Directions for this task: Every line that contains "Trump" must be located and copied from the data.

Information supplied:

= = =

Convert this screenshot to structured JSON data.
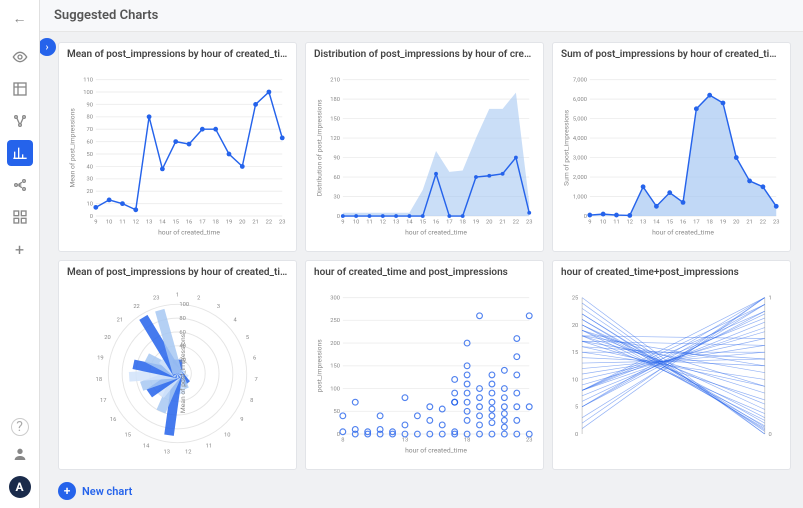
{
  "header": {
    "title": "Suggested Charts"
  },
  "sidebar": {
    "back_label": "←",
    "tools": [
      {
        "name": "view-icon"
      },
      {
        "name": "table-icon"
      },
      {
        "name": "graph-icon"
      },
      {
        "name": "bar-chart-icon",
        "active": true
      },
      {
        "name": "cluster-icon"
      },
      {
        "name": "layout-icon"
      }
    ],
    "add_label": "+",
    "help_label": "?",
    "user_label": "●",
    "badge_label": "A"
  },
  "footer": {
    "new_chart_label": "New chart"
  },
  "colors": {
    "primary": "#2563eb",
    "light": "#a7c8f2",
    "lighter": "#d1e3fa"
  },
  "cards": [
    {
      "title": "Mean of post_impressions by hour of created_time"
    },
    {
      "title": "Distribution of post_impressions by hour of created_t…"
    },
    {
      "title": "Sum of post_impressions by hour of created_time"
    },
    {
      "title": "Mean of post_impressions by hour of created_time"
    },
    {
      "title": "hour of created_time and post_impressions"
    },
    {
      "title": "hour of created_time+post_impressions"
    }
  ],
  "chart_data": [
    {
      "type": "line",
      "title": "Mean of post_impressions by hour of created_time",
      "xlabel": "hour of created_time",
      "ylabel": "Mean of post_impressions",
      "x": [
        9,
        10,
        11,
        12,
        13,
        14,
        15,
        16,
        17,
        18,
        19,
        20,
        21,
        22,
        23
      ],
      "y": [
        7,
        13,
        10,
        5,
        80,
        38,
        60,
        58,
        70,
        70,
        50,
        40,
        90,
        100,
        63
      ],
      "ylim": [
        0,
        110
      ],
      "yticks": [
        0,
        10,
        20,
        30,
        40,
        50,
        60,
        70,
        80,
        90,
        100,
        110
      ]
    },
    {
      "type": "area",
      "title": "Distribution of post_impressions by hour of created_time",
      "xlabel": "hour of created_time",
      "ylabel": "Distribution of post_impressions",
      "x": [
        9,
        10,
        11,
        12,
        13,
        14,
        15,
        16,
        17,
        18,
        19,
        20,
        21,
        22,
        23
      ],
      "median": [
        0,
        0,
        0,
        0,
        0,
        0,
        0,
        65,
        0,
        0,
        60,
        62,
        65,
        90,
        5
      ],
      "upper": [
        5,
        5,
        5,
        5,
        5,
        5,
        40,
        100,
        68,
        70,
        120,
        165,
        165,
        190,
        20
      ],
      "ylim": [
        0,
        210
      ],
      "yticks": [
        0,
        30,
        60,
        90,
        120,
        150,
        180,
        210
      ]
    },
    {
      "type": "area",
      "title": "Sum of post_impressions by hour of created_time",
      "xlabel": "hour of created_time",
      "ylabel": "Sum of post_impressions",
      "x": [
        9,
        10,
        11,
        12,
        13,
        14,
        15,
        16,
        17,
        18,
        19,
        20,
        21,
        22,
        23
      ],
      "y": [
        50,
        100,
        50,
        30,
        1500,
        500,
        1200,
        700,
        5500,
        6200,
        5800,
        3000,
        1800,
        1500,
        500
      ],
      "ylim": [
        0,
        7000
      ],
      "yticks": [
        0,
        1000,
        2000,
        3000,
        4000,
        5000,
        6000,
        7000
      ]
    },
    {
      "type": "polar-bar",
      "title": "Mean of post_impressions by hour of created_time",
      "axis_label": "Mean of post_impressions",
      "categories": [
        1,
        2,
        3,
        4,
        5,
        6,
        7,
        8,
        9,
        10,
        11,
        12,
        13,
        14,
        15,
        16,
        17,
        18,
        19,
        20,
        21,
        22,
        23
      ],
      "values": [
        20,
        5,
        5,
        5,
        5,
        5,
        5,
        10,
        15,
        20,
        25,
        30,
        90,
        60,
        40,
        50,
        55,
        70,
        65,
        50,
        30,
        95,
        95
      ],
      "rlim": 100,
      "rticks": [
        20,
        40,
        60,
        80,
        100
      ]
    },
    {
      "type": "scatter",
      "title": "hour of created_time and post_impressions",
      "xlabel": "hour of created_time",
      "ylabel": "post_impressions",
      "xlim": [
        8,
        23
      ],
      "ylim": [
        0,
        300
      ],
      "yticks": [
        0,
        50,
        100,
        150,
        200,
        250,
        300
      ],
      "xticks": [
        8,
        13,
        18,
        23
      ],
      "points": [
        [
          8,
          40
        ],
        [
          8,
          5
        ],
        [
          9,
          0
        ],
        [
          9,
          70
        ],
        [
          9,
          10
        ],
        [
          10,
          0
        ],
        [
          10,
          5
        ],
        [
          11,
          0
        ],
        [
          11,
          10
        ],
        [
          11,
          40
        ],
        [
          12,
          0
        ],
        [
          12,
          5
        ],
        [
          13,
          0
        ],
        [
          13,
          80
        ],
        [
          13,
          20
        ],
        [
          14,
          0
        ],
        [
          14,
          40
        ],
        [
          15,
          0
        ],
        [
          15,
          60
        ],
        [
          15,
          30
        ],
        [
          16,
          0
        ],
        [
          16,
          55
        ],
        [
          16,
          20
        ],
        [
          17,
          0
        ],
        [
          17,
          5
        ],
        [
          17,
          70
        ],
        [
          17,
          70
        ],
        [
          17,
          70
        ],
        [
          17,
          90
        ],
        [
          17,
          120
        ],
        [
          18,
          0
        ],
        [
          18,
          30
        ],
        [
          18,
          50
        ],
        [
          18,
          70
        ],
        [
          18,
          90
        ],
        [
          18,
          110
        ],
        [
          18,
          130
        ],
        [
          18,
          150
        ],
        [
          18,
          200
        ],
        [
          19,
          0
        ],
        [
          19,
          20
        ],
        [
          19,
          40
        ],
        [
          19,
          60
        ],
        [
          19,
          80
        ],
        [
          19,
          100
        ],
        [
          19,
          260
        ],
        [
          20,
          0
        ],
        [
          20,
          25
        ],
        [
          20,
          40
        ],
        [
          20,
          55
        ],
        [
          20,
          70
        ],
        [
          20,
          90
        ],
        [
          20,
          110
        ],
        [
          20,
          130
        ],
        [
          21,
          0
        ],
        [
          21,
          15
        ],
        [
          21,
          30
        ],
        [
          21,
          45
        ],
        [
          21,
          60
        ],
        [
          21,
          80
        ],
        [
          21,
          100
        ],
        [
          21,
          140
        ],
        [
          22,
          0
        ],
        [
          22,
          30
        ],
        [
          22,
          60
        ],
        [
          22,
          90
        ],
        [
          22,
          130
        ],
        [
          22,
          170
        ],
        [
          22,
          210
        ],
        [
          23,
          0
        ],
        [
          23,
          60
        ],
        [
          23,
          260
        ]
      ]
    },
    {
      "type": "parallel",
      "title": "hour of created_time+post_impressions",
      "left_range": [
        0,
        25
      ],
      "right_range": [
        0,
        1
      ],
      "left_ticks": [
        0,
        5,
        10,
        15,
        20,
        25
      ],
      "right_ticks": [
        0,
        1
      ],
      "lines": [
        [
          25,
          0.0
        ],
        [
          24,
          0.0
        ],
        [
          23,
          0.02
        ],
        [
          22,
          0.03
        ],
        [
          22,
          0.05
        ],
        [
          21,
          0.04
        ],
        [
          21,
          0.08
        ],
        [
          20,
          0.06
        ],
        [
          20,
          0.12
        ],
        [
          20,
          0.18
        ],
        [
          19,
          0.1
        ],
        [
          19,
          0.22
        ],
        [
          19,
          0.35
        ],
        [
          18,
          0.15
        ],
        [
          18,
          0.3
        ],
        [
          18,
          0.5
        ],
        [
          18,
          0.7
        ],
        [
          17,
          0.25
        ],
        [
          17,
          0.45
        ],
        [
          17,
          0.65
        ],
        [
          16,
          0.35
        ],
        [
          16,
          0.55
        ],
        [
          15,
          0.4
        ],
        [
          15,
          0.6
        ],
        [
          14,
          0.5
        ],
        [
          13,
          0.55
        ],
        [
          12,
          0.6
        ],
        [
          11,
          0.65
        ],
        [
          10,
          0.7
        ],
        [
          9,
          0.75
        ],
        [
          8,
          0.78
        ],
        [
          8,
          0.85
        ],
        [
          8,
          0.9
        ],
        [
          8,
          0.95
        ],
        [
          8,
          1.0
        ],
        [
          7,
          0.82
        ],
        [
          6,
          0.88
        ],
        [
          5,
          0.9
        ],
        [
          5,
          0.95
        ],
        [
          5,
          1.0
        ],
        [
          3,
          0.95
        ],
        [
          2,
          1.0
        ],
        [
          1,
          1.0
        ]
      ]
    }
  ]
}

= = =

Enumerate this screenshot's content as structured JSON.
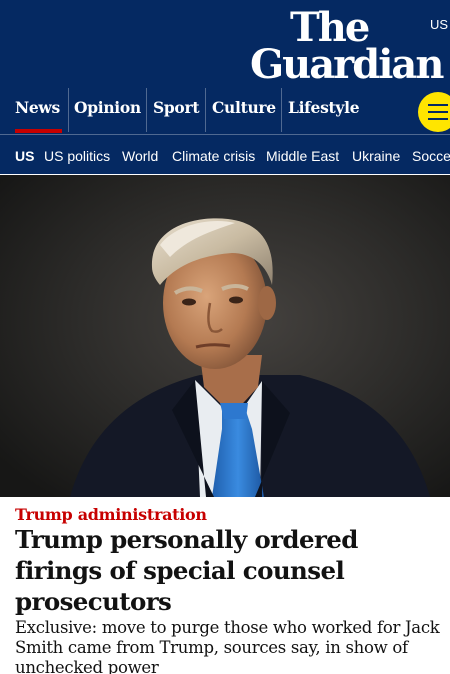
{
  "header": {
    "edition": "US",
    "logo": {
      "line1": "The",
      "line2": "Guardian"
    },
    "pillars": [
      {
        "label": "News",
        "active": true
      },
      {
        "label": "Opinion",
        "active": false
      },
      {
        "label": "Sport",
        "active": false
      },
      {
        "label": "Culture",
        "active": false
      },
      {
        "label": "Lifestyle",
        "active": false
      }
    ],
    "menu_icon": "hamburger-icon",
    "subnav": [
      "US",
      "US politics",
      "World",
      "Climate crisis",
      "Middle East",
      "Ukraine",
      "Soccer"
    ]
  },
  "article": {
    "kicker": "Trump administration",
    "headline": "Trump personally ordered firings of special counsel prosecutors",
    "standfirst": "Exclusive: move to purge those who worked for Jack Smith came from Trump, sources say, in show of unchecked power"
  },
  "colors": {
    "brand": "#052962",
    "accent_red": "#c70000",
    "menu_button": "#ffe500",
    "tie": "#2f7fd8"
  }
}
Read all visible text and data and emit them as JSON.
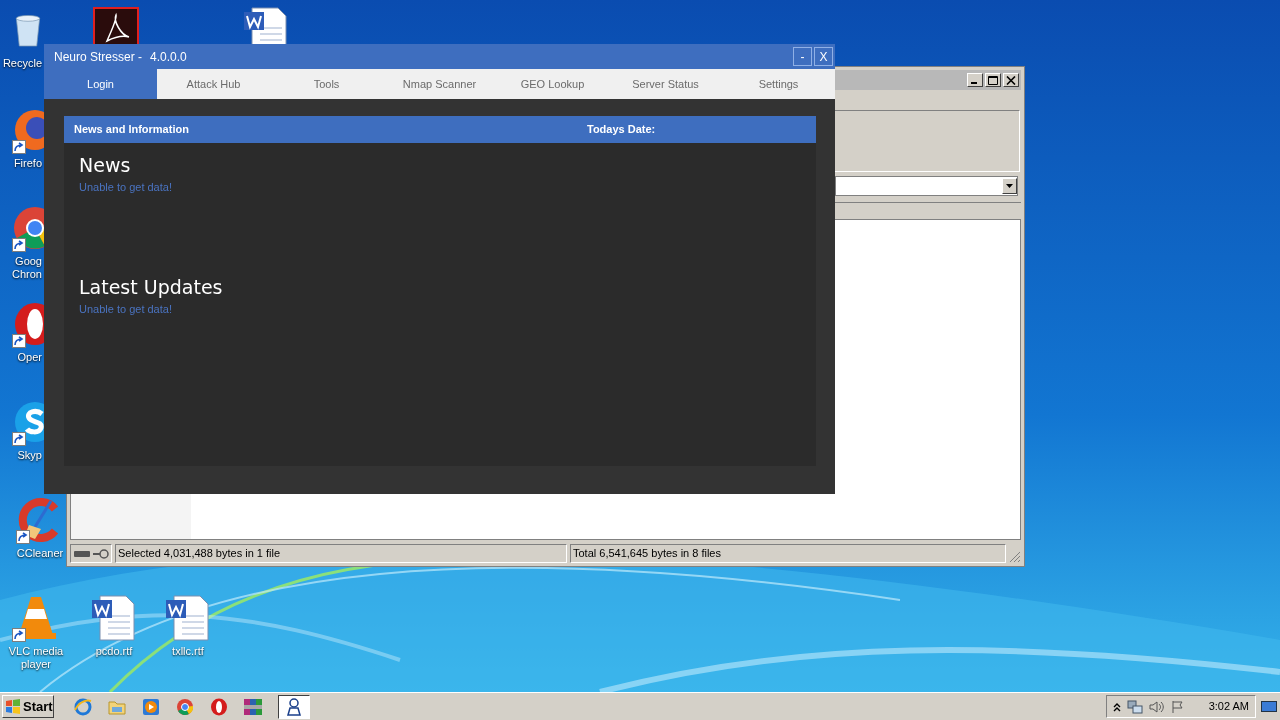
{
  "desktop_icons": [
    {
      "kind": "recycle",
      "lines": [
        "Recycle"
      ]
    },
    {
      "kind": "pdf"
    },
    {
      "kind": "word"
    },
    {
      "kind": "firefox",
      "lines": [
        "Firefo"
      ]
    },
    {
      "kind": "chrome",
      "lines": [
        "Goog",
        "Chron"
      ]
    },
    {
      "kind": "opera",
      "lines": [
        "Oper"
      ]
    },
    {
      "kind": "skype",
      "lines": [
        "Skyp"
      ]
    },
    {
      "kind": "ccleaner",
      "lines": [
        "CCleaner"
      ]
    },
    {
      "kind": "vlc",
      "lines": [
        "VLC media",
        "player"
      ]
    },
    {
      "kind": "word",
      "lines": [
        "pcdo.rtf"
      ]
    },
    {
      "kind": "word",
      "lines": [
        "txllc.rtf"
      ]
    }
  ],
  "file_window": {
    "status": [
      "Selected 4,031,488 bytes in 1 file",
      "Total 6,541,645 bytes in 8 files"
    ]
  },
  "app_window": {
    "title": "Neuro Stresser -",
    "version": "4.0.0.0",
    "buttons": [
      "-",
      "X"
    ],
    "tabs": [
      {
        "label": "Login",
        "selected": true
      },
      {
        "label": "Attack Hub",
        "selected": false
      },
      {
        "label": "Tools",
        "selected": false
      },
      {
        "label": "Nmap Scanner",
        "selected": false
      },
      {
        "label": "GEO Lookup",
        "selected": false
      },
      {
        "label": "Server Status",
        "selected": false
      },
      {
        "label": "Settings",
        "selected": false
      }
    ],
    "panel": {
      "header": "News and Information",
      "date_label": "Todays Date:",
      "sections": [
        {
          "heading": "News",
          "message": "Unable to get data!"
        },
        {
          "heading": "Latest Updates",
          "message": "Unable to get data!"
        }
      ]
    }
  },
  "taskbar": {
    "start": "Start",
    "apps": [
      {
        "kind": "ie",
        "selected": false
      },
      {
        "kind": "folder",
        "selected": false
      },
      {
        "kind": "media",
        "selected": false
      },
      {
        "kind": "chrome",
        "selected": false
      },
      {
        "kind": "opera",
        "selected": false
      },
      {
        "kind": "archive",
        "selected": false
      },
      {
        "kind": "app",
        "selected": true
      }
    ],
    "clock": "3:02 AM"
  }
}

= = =

Solved problem:
    "kicker": "Trump administration",
    "headline": "Trump personally ordered firings of special counsel prosecutors",
    "standfirst": "Exclusive: move to purge those who worked for Jack Smith came from Trump, sources say, in show of unchecked power"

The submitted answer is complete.